Fish oil supplements, seafood and some algae contain fatty acids which may improve reading skills of schoolchildren, says a study.
Children with attention problems, in particular, may be helped in their reading with the addition of these fatty acids, the study said.
"Our study suggests that children could benefit from a dietary supplement with a special formula," said Mats Johnson from Sahlgrenska Academy, University of Gothenburg, Sweden.
‘Fatty acids are important for signal transmission between nerve cells and the regulation of signaling systems in the brain.’
The study included 154 schoolchildren from Sweden in grade three, between nine and ten years old.
The children took a computer-based test (known as the Logos test) that measured their reading skills in a variety of ways, including reading speed, ability to read nonsense words and vocabulary.
The children were randomly assigned to receive either capsules with omega-3 and omega-6, or identical capsules that contained a placebo (palm oil) for three months.
The children, parents and researchers did not learn until the study was completed which children had received fatty acids and which had received the placebo.

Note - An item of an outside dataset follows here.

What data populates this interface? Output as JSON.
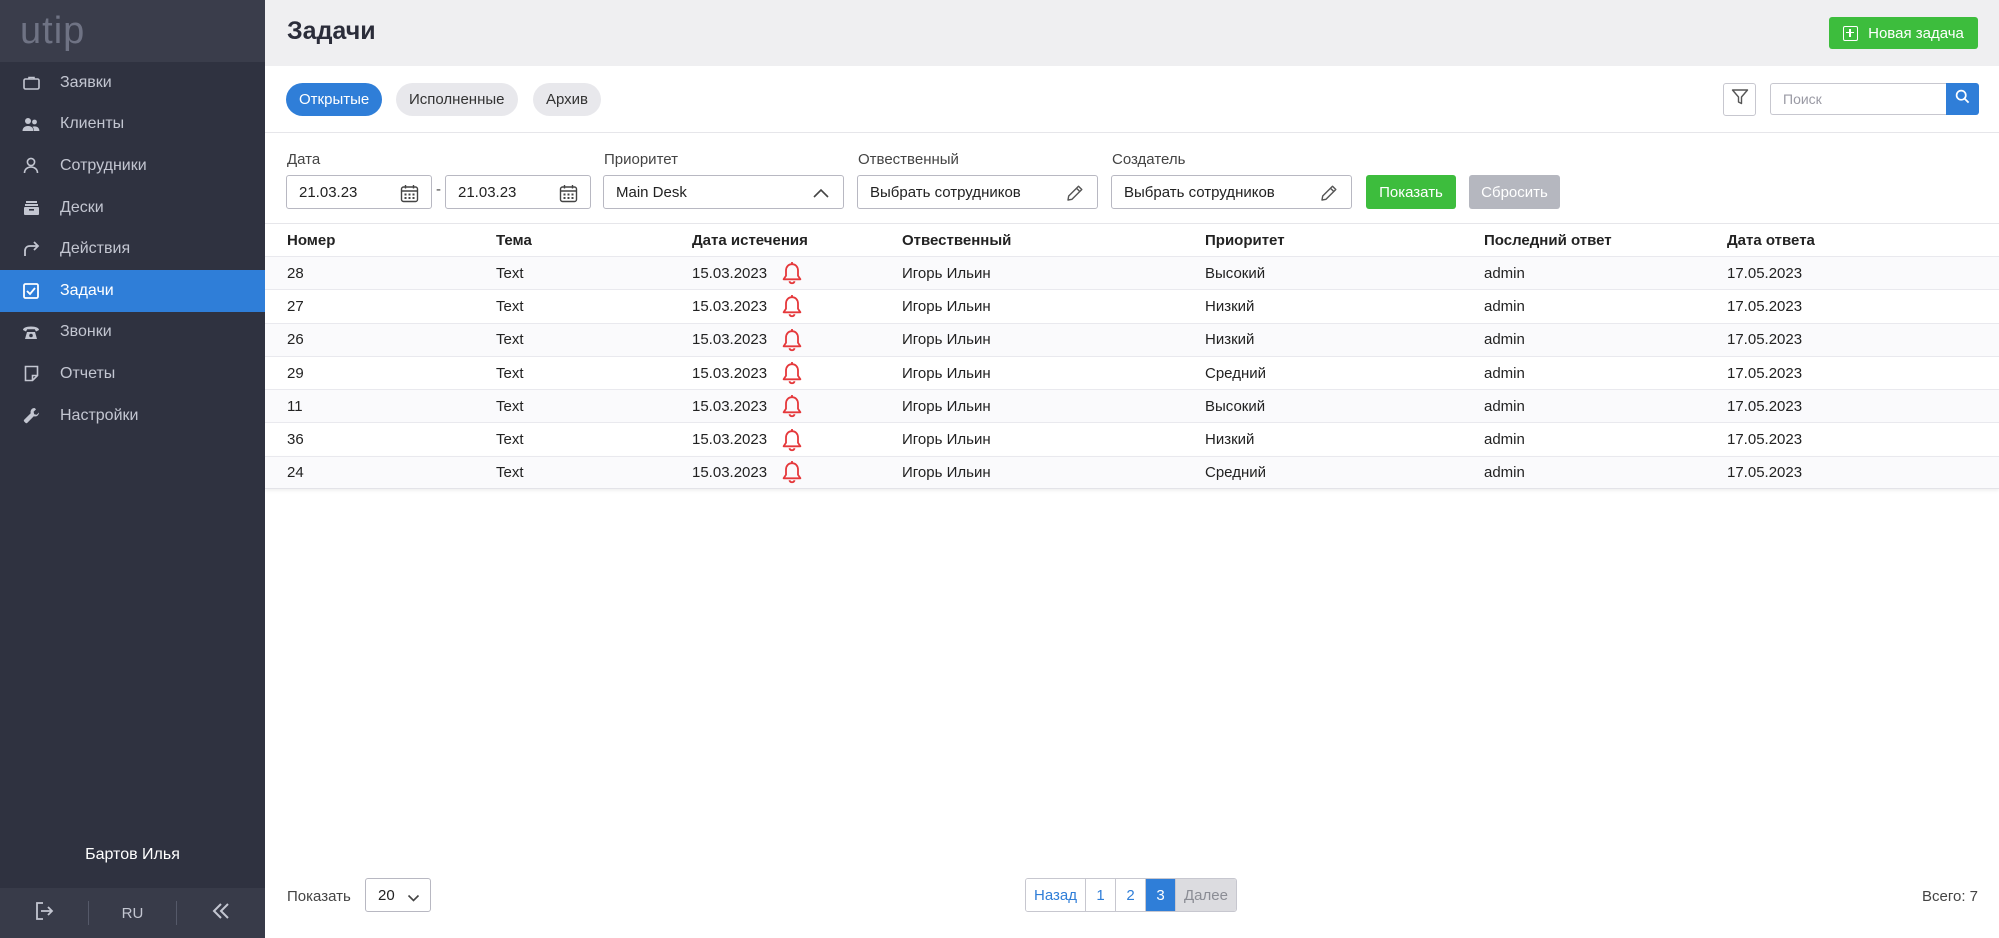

"Even after three months, we could see that the children's reading skills improved with the addition of fatty acids, compared with those who received the placebo. This was particularly evident in the ability to read a nonsense word aloud and pronounce it correctly (phonologic decoding), and the ability to read a series of letters quickly (visual analysis time)," Johnson said.

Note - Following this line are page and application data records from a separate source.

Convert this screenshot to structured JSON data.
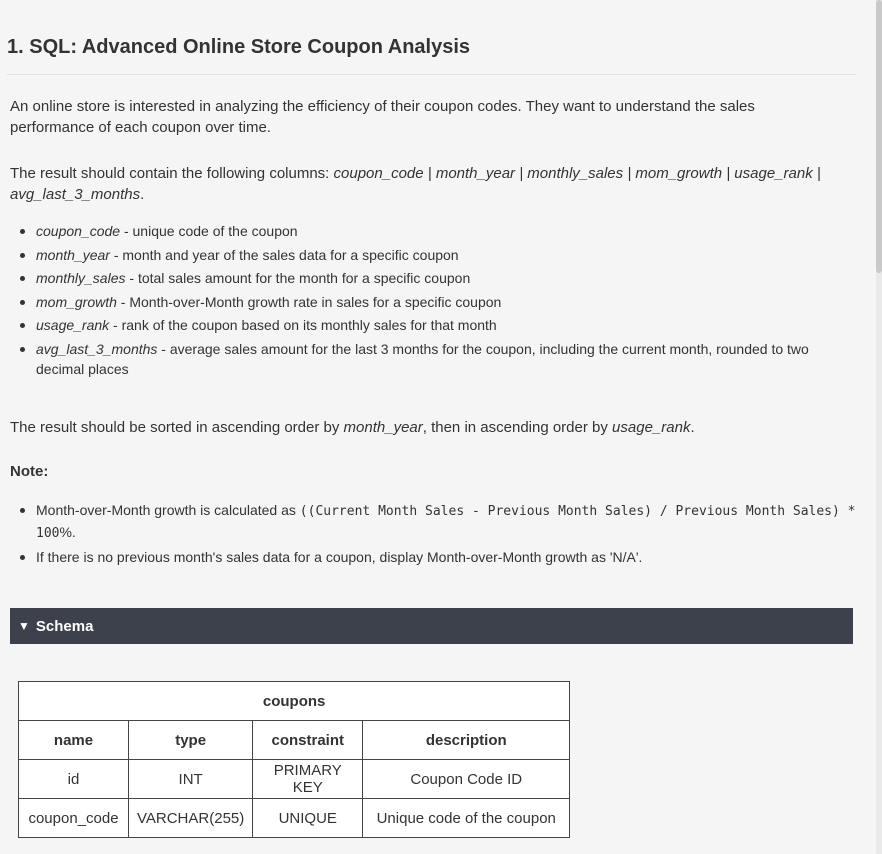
{
  "title": "1. SQL: Advanced Online Store Coupon Analysis",
  "intro": "An online store is interested in analyzing the efficiency of their coupon codes. They want to understand the sales performance of each coupon over time.",
  "columns_sentence": {
    "prefix": "The result should contain the following columns: ",
    "columns_italic": "coupon_code | month_year | monthly_sales | mom_growth | usage_rank | avg_last_3_months",
    "suffix": "."
  },
  "column_defs": [
    {
      "name": "coupon_code",
      "desc": " - unique code of the coupon"
    },
    {
      "name": "month_year",
      "desc": " - month and year of the sales data for a specific coupon"
    },
    {
      "name": "monthly_sales",
      "desc": " - total sales amount for the month for a specific coupon"
    },
    {
      "name": "mom_growth",
      "desc": " - Month-over-Month growth rate in sales for a specific coupon"
    },
    {
      "name": "usage_rank",
      "desc": " - rank of the coupon based on its monthly sales for that month"
    },
    {
      "name": "avg_last_3_months",
      "desc": " - average sales amount for the last 3 months for the coupon, including the current month, rounded to two decimal places"
    }
  ],
  "sort_sentence": {
    "part1": "The result should be sorted in ascending order by ",
    "field1": "month_year",
    "part2": ", then in ascending order by ",
    "field2": "usage_rank",
    "part3": "."
  },
  "note": {
    "title": "Note:",
    "item1_prefix": "Month-over-Month growth is calculated as ",
    "item1_code": "((Current Month Sales - Previous Month Sales) / Previous Month Sales) * 100",
    "item1_suffix": "%.",
    "item2": "If there is no previous month's sales data for a coupon, display Month-over-Month growth as 'N/A'."
  },
  "schema": {
    "toggle_label": "Schema",
    "toggle_icon": "triangle-down-icon",
    "table_name": "coupons",
    "headers": [
      "name",
      "type",
      "constraint",
      "description"
    ],
    "rows": [
      [
        "id",
        "INT",
        "PRIMARY KEY",
        "Coupon Code ID"
      ],
      [
        "coupon_code",
        "VARCHAR(255)",
        "UNIQUE",
        "Unique code of the coupon"
      ]
    ]
  },
  "colors": {
    "schema_bar": "#3c414c",
    "text": "#333333",
    "background": "#f5f5f5"
  }
}
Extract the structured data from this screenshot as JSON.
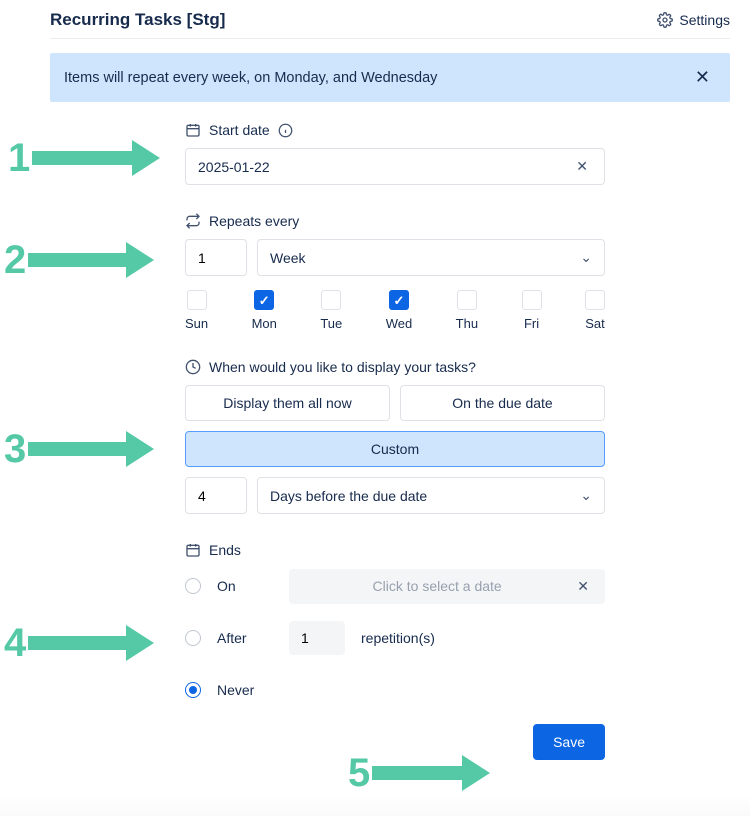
{
  "header": {
    "title": "Recurring Tasks [Stg]",
    "settings_label": "Settings"
  },
  "banner": {
    "text": "Items will repeat every week, on Monday, and Wednesday"
  },
  "start_date": {
    "label": "Start date",
    "value": "2025-01-22"
  },
  "repeats": {
    "label": "Repeats every",
    "count": "1",
    "unit": "Week",
    "days": [
      {
        "abbr": "Sun",
        "checked": false
      },
      {
        "abbr": "Mon",
        "checked": true
      },
      {
        "abbr": "Tue",
        "checked": false
      },
      {
        "abbr": "Wed",
        "checked": true
      },
      {
        "abbr": "Thu",
        "checked": false
      },
      {
        "abbr": "Fri",
        "checked": false
      },
      {
        "abbr": "Sat",
        "checked": false
      }
    ]
  },
  "display": {
    "label": "When would you like to display your tasks?",
    "opt_all": "Display them all now",
    "opt_due": "On the due date",
    "opt_custom": "Custom",
    "custom_count": "4",
    "custom_unit": "Days before the due date"
  },
  "ends": {
    "label": "Ends",
    "on_label": "On",
    "on_placeholder": "Click to select a date",
    "after_label": "After",
    "after_count": "1",
    "after_suffix": "repetition(s)",
    "never_label": "Never",
    "selected": "never"
  },
  "save_label": "Save",
  "annotations": {
    "n1": "1",
    "n2": "2",
    "n3": "3",
    "n4": "4",
    "n5": "5"
  }
}
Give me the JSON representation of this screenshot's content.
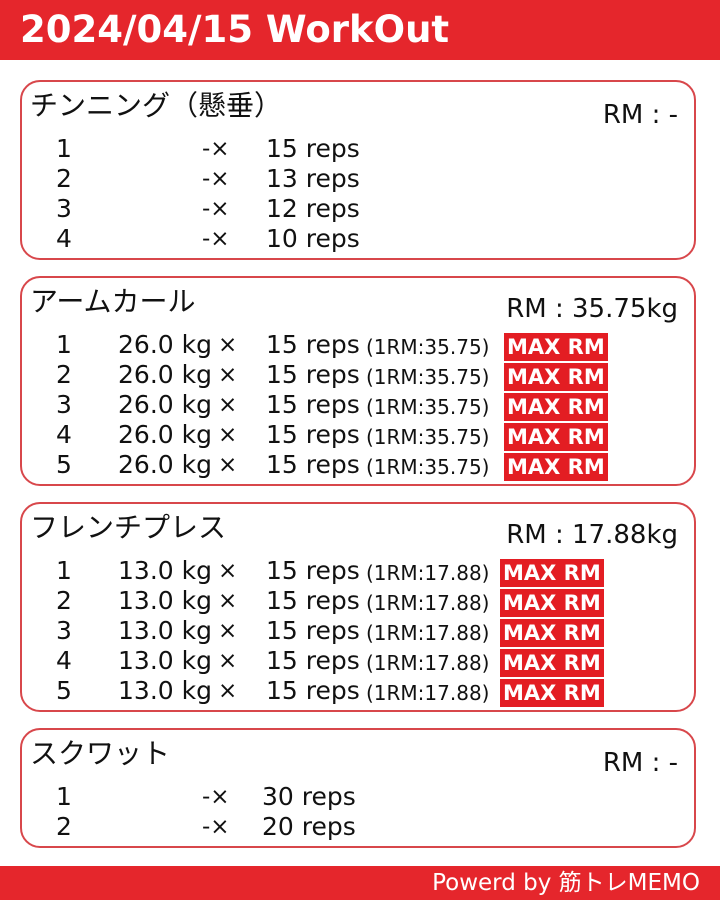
{
  "header": {
    "title": "2024/04/15 WorkOut"
  },
  "colors": {
    "accent": "#e5262c",
    "card_border": "#d8474b",
    "badge": "#e31d23"
  },
  "exercises": [
    {
      "name": "チンニング（懸垂）",
      "rm": "RM : -",
      "sets": [
        {
          "num": "1",
          "weight": "",
          "x": "-×",
          "reps": "15 reps",
          "one_rm": "",
          "badge": ""
        },
        {
          "num": "2",
          "weight": "",
          "x": "-×",
          "reps": "13 reps",
          "one_rm": "",
          "badge": ""
        },
        {
          "num": "3",
          "weight": "",
          "x": "-×",
          "reps": "12 reps",
          "one_rm": "",
          "badge": ""
        },
        {
          "num": "4",
          "weight": "",
          "x": "-×",
          "reps": "10 reps",
          "one_rm": "",
          "badge": ""
        }
      ]
    },
    {
      "name": "アームカール",
      "rm": "RM : 35.75kg",
      "sets": [
        {
          "num": "1",
          "weight": "26.0 kg",
          "x": "×",
          "reps": "15 reps",
          "one_rm": "(1RM:35.75)",
          "badge": "MAX RM"
        },
        {
          "num": "2",
          "weight": "26.0 kg",
          "x": "×",
          "reps": "15 reps",
          "one_rm": "(1RM:35.75)",
          "badge": "MAX RM"
        },
        {
          "num": "3",
          "weight": "26.0 kg",
          "x": "×",
          "reps": "15 reps",
          "one_rm": "(1RM:35.75)",
          "badge": "MAX RM"
        },
        {
          "num": "4",
          "weight": "26.0 kg",
          "x": "×",
          "reps": "15 reps",
          "one_rm": "(1RM:35.75)",
          "badge": "MAX RM"
        },
        {
          "num": "5",
          "weight": "26.0 kg",
          "x": "×",
          "reps": "15 reps",
          "one_rm": "(1RM:35.75)",
          "badge": "MAX RM"
        }
      ]
    },
    {
      "name": "フレンチプレス",
      "rm": "RM : 17.88kg",
      "sets": [
        {
          "num": "1",
          "weight": "13.0 kg",
          "x": "×",
          "reps": "15 reps",
          "one_rm": "(1RM:17.88)",
          "badge": "MAX RM"
        },
        {
          "num": "2",
          "weight": "13.0 kg",
          "x": "×",
          "reps": "15 reps",
          "one_rm": "(1RM:17.88)",
          "badge": "MAX RM"
        },
        {
          "num": "3",
          "weight": "13.0 kg",
          "x": "×",
          "reps": "15 reps",
          "one_rm": "(1RM:17.88)",
          "badge": "MAX RM"
        },
        {
          "num": "4",
          "weight": "13.0 kg",
          "x": "×",
          "reps": "15 reps",
          "one_rm": "(1RM:17.88)",
          "badge": "MAX RM"
        },
        {
          "num": "5",
          "weight": "13.0 kg",
          "x": "×",
          "reps": "15 reps",
          "one_rm": "(1RM:17.88)",
          "badge": "MAX RM"
        }
      ]
    },
    {
      "name": "スクワット",
      "rm": "RM : -",
      "sets": [
        {
          "num": "1",
          "weight": "",
          "x": "-×",
          "reps": "30 reps",
          "one_rm": "",
          "badge": ""
        },
        {
          "num": "2",
          "weight": "",
          "x": "-×",
          "reps": "20 reps",
          "one_rm": "",
          "badge": ""
        }
      ]
    }
  ],
  "footer": {
    "text": "Powerd by 筋トレMEMO"
  }
}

No children diagnosed with ADHD (attention-deficit/hyperactivity disorder) were included in the study, but with the help of the children's parents, the researchers could identify children who had milder attention problems.
The findings published in The Journal of Child Psychology and Psychiatry showed that these children with mild attention problems attained even greater improvements in several tests, including faster reading already after three months of receiving fatty acid supplements.
Polyunsaturated fats and their role in children's learning and behavior is a growing research area.
"Our modern diet contains relatively little omega-3, which it is believed to have a negative effect on our children when it comes to learning, literacy and attention," Johnson said.
"The cell membranes in the brain are largely made up of polyunsaturated fats, and there are studies that indicate that fatty acids are important for signal transmission between nerve cells and the regulation of signaling systems in the brain," Johnson noted.